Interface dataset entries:
★ ★ ★

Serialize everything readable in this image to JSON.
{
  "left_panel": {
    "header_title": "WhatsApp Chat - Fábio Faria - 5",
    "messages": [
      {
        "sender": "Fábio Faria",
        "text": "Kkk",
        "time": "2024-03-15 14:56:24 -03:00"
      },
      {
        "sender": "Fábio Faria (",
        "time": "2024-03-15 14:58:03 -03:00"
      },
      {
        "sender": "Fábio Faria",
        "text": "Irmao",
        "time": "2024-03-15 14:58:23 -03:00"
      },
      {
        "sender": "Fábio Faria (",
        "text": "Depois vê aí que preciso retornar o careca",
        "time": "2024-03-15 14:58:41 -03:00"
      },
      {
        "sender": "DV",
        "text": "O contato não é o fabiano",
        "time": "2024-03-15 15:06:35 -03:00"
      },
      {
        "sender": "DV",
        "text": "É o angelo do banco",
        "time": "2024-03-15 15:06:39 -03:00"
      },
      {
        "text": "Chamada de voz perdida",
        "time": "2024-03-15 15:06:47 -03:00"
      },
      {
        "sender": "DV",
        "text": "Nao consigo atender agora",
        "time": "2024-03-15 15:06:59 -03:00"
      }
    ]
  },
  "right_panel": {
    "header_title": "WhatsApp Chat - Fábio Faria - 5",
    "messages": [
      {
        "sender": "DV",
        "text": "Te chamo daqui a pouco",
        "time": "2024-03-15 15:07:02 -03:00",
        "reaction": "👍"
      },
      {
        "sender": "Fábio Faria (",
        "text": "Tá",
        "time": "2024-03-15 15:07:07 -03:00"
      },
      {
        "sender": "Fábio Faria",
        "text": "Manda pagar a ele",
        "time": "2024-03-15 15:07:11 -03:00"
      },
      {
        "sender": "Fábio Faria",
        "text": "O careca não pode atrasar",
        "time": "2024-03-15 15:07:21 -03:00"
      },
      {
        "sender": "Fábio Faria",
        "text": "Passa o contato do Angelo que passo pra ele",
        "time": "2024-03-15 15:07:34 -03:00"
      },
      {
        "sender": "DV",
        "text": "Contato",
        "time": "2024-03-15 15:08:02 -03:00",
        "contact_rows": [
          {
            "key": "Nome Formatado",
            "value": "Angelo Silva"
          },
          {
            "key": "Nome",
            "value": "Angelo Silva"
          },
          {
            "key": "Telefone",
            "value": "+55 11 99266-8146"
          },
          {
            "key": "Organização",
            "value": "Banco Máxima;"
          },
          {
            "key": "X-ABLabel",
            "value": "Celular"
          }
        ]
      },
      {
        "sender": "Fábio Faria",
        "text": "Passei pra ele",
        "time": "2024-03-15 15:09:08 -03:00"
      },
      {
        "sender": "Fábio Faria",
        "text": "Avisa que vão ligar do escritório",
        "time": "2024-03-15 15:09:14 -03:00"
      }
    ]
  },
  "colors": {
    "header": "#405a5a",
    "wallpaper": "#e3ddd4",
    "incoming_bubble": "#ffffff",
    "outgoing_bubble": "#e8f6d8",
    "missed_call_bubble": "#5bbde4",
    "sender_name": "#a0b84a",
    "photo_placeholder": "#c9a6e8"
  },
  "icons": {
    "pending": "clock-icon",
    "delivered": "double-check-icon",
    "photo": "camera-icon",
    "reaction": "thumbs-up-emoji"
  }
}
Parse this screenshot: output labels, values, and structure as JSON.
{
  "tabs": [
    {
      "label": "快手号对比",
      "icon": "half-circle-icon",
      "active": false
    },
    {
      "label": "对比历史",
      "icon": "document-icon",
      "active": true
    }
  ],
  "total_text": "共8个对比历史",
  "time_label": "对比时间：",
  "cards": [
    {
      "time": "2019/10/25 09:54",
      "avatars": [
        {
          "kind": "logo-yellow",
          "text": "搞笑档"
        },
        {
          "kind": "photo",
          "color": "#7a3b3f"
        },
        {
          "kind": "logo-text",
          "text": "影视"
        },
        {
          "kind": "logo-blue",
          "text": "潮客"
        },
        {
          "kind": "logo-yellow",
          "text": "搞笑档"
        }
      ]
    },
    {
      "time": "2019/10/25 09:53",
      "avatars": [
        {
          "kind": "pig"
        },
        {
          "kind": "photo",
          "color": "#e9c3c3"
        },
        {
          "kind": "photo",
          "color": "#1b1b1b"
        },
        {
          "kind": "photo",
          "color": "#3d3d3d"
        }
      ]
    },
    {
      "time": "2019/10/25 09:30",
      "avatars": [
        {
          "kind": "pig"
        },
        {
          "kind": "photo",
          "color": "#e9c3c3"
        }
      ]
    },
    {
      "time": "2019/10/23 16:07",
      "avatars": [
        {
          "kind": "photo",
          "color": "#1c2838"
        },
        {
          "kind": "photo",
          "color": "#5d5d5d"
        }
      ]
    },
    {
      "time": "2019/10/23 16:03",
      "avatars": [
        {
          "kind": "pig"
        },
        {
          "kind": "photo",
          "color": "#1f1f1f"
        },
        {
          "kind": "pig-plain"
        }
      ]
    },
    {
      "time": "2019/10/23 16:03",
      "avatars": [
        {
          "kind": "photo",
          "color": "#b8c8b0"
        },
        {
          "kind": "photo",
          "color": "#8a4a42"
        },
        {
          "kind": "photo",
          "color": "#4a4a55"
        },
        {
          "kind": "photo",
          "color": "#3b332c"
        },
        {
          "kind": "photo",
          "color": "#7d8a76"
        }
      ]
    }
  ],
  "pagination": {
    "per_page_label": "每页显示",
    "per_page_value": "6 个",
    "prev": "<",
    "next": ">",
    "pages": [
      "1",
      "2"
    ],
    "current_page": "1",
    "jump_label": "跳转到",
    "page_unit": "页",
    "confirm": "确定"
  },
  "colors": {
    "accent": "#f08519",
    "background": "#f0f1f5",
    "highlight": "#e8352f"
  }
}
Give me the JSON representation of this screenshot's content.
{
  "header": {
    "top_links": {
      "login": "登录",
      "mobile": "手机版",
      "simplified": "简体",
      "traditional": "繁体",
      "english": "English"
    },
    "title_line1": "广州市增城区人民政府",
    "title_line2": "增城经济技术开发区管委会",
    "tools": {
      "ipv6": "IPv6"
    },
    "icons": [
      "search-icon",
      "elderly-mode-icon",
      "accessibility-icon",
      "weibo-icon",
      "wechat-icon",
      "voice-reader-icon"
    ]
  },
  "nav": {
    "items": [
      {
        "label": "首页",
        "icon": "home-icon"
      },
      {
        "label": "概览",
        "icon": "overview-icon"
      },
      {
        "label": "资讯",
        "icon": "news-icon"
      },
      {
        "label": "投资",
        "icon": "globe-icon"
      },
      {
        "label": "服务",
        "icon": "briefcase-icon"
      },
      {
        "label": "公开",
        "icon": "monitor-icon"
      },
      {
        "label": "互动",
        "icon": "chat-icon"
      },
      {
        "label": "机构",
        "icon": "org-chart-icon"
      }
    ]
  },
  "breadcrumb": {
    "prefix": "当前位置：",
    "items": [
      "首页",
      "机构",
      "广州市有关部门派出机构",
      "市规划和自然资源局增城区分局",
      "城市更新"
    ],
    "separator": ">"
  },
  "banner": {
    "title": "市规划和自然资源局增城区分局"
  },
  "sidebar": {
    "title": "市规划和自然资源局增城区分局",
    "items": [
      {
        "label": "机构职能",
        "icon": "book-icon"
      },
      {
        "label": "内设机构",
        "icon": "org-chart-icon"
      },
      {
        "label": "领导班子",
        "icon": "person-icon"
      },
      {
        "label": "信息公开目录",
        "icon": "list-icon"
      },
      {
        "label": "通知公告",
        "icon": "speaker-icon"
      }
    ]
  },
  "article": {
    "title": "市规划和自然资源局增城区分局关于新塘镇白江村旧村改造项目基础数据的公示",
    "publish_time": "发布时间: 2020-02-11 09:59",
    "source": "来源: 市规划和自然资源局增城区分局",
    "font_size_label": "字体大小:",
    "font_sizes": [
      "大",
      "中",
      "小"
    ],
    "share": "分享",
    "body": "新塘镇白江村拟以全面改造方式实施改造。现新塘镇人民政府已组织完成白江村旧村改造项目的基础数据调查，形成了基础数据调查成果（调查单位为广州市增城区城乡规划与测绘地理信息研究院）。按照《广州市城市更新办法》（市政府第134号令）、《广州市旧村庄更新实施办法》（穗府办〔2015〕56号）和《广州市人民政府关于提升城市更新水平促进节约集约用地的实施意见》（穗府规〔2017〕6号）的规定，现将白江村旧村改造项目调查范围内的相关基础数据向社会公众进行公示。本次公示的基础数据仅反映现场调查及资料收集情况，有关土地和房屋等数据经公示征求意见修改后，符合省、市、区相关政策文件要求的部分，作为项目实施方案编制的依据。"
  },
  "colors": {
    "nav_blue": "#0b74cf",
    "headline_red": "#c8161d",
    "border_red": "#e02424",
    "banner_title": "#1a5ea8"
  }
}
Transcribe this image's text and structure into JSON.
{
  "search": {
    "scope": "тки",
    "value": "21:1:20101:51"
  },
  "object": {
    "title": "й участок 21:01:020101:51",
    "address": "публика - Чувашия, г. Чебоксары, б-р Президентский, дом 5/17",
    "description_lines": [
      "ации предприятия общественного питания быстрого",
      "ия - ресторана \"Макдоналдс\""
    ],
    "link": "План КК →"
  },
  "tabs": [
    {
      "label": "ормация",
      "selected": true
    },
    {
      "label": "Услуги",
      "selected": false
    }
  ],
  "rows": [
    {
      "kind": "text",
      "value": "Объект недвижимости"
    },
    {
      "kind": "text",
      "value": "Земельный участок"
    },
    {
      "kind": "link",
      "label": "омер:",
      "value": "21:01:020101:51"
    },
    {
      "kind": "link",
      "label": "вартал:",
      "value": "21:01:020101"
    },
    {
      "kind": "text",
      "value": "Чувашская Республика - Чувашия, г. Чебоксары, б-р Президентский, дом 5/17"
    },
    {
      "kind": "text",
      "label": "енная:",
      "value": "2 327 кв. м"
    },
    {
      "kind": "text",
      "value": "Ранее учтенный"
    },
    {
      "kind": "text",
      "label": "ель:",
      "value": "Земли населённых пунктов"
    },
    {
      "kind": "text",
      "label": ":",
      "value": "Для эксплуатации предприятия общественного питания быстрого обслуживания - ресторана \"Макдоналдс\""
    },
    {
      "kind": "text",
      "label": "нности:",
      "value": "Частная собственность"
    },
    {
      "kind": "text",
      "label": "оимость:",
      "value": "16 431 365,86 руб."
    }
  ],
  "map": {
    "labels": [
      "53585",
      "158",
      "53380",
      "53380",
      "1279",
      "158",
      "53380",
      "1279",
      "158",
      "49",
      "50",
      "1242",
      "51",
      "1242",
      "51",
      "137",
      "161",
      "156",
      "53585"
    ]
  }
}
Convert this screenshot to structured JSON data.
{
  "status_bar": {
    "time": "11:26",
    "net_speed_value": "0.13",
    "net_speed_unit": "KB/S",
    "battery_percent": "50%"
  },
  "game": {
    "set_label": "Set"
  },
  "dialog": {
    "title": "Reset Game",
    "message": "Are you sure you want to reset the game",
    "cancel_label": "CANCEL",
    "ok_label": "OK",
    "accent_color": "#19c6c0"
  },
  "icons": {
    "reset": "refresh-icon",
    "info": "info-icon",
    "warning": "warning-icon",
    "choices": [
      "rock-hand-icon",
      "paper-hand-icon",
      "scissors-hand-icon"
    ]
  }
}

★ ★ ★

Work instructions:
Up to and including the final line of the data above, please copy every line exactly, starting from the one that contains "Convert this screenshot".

Result below:
Convert this screenshot to structured JSON data.
{
  "status_bar": {
    "time": "11:26",
    "net_speed_value": "0.13",
    "net_speed_unit": "KB/S",
    "battery_percent": "50%"
  },
  "game": {
    "set_label": "Set"
  },
  "dialog": {
    "title": "Reset Game",
    "message": "Are you sure you want to reset the game",
    "cancel_label": "CANCEL",
    "ok_label": "OK",
    "accent_color": "#19c6c0"
  },
  "icons": {
    "reset": "refresh-icon",
    "info": "info-icon",
    "warning": "warning-icon",
    "choices": [
      "rock-hand-icon",
      "paper-hand-icon",
      "scissors-hand-icon"
    ]
  }
}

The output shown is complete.